Consumers don’t hear very much about CBG because it is difficult to produce and expensive to boot. The cannabis plants make lots of THC and CBD, but CBG is usually only present in small percentages. That is why it is called a “minor”cannabinoid. CBG can be five to six times more expensive than CBD.
The report noted that Cannabigerol or CBG, is one of a family of more than 100 molecules called cannabinoids that are produced by cannabis. “CBG is unique among its peers due to the pivotal role that it plays in the synthesis of other cannabinoids and the overall chemical composition of the plant.” According to a 2018 research study, CBG binds with both CB1 and CB2 receptors. This gives CBG greater potential efficacy than cannabinoids that bind with only a single type of receptor, such as CB2. Reported the study’s authors, “The results indicate that CBG is indeed effective as a regulator of endocannabinoid signaling.”
The paper wrote, “You’ve probably heard of popular chemotypes like Sativa and Indica, or the lesser-known Ruderalis, but did you know scientists have discovered a possible 4th chemotype? Research goes back as far as 1987, but more recently, studies in 2002 and 2005 have documented a fourth chemotype that features extremely large volumes of CBG and very low levels of THC.”
The research found that CBG-dominant chemotypes consistently offer significantly larger volumes of the “companion molecule” CBD. Those molecules join forces to provide additional effectiveness for systemic inflammation, anxiety, and pain. Some studies suggest that CBGV also boosts CBD metabolism within the body, making CBD more potent when paired with this cannabinoid.
Numerous Studies Cited In White Paper
The white paper lists an exhaustive compilation of CBG studies including a 2018 study entitled “Cannabigerol Action at Cannabinoid CB1 and CB2 Receptors” that was published in the journal Frontiers in Pharmacology investigated the binding affinity of CBG with the CB1 and CB2 receptors of the ECS. The study reported, “The results indicate that CBG is indeed effective as [a] regulator of endocannabinoid signaling.”

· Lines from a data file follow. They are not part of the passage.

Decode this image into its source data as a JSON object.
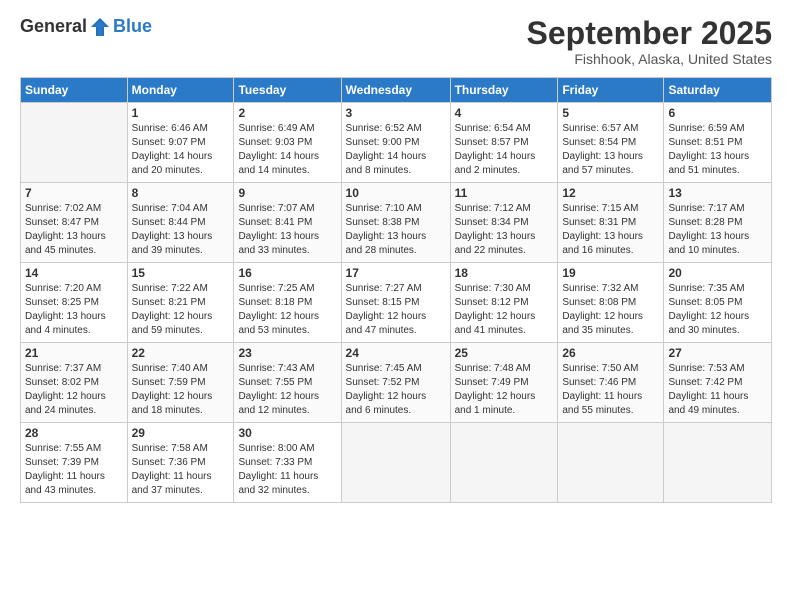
{
  "header": {
    "logo_line1": "General",
    "logo_line2": "Blue",
    "month_title": "September 2025",
    "location": "Fishhook, Alaska, United States"
  },
  "weekdays": [
    "Sunday",
    "Monday",
    "Tuesday",
    "Wednesday",
    "Thursday",
    "Friday",
    "Saturday"
  ],
  "weeks": [
    [
      {
        "day": "",
        "info": ""
      },
      {
        "day": "1",
        "info": "Sunrise: 6:46 AM\nSunset: 9:07 PM\nDaylight: 14 hours\nand 20 minutes."
      },
      {
        "day": "2",
        "info": "Sunrise: 6:49 AM\nSunset: 9:03 PM\nDaylight: 14 hours\nand 14 minutes."
      },
      {
        "day": "3",
        "info": "Sunrise: 6:52 AM\nSunset: 9:00 PM\nDaylight: 14 hours\nand 8 minutes."
      },
      {
        "day": "4",
        "info": "Sunrise: 6:54 AM\nSunset: 8:57 PM\nDaylight: 14 hours\nand 2 minutes."
      },
      {
        "day": "5",
        "info": "Sunrise: 6:57 AM\nSunset: 8:54 PM\nDaylight: 13 hours\nand 57 minutes."
      },
      {
        "day": "6",
        "info": "Sunrise: 6:59 AM\nSunset: 8:51 PM\nDaylight: 13 hours\nand 51 minutes."
      }
    ],
    [
      {
        "day": "7",
        "info": "Sunrise: 7:02 AM\nSunset: 8:47 PM\nDaylight: 13 hours\nand 45 minutes."
      },
      {
        "day": "8",
        "info": "Sunrise: 7:04 AM\nSunset: 8:44 PM\nDaylight: 13 hours\nand 39 minutes."
      },
      {
        "day": "9",
        "info": "Sunrise: 7:07 AM\nSunset: 8:41 PM\nDaylight: 13 hours\nand 33 minutes."
      },
      {
        "day": "10",
        "info": "Sunrise: 7:10 AM\nSunset: 8:38 PM\nDaylight: 13 hours\nand 28 minutes."
      },
      {
        "day": "11",
        "info": "Sunrise: 7:12 AM\nSunset: 8:34 PM\nDaylight: 13 hours\nand 22 minutes."
      },
      {
        "day": "12",
        "info": "Sunrise: 7:15 AM\nSunset: 8:31 PM\nDaylight: 13 hours\nand 16 minutes."
      },
      {
        "day": "13",
        "info": "Sunrise: 7:17 AM\nSunset: 8:28 PM\nDaylight: 13 hours\nand 10 minutes."
      }
    ],
    [
      {
        "day": "14",
        "info": "Sunrise: 7:20 AM\nSunset: 8:25 PM\nDaylight: 13 hours\nand 4 minutes."
      },
      {
        "day": "15",
        "info": "Sunrise: 7:22 AM\nSunset: 8:21 PM\nDaylight: 12 hours\nand 59 minutes."
      },
      {
        "day": "16",
        "info": "Sunrise: 7:25 AM\nSunset: 8:18 PM\nDaylight: 12 hours\nand 53 minutes."
      },
      {
        "day": "17",
        "info": "Sunrise: 7:27 AM\nSunset: 8:15 PM\nDaylight: 12 hours\nand 47 minutes."
      },
      {
        "day": "18",
        "info": "Sunrise: 7:30 AM\nSunset: 8:12 PM\nDaylight: 12 hours\nand 41 minutes."
      },
      {
        "day": "19",
        "info": "Sunrise: 7:32 AM\nSunset: 8:08 PM\nDaylight: 12 hours\nand 35 minutes."
      },
      {
        "day": "20",
        "info": "Sunrise: 7:35 AM\nSunset: 8:05 PM\nDaylight: 12 hours\nand 30 minutes."
      }
    ],
    [
      {
        "day": "21",
        "info": "Sunrise: 7:37 AM\nSunset: 8:02 PM\nDaylight: 12 hours\nand 24 minutes."
      },
      {
        "day": "22",
        "info": "Sunrise: 7:40 AM\nSunset: 7:59 PM\nDaylight: 12 hours\nand 18 minutes."
      },
      {
        "day": "23",
        "info": "Sunrise: 7:43 AM\nSunset: 7:55 PM\nDaylight: 12 hours\nand 12 minutes."
      },
      {
        "day": "24",
        "info": "Sunrise: 7:45 AM\nSunset: 7:52 PM\nDaylight: 12 hours\nand 6 minutes."
      },
      {
        "day": "25",
        "info": "Sunrise: 7:48 AM\nSunset: 7:49 PM\nDaylight: 12 hours\nand 1 minute."
      },
      {
        "day": "26",
        "info": "Sunrise: 7:50 AM\nSunset: 7:46 PM\nDaylight: 11 hours\nand 55 minutes."
      },
      {
        "day": "27",
        "info": "Sunrise: 7:53 AM\nSunset: 7:42 PM\nDaylight: 11 hours\nand 49 minutes."
      }
    ],
    [
      {
        "day": "28",
        "info": "Sunrise: 7:55 AM\nSunset: 7:39 PM\nDaylight: 11 hours\nand 43 minutes."
      },
      {
        "day": "29",
        "info": "Sunrise: 7:58 AM\nSunset: 7:36 PM\nDaylight: 11 hours\nand 37 minutes."
      },
      {
        "day": "30",
        "info": "Sunrise: 8:00 AM\nSunset: 7:33 PM\nDaylight: 11 hours\nand 32 minutes."
      },
      {
        "day": "",
        "info": ""
      },
      {
        "day": "",
        "info": ""
      },
      {
        "day": "",
        "info": ""
      },
      {
        "day": "",
        "info": ""
      }
    ]
  ]
}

A 2017 research study involving mice entitled “Beneficial Effect of the Non-psychotropic Plant Cannabinoid Cannabigerol on Experimental Inflammatory Bowel Disease” that was published in the journal Biochemical Pharmacology explored how CBG might help those suffering from inflammatory bowel disease (IBD). “We investigated the effect of CBG, a non-psychotropic cannabis-derived cannabinoid, in a murine model of colitis,” reported the study.
Stated the researchers, “CBG attenuated murine colitis, reduced nitric oxide production in macrophages (effect being modulated by the CB2 receptor),” concluding that “CBG could be considered for clinical experimentation in IBD patients.”
A 2016 research study entitled “Cannabigerol is a Novel, Well-tolerated Appetite Stimulant” that was published in the journal Psychopharmacology investigated the ability of CBG to stimulate appetite (hyperphagia) and was the first to prove that this molecule increases appetite. The study also identified the safety profile of CBG, reporting that it conveyed “no adverse effects on any parameter in the neuromotor tolerability test battery.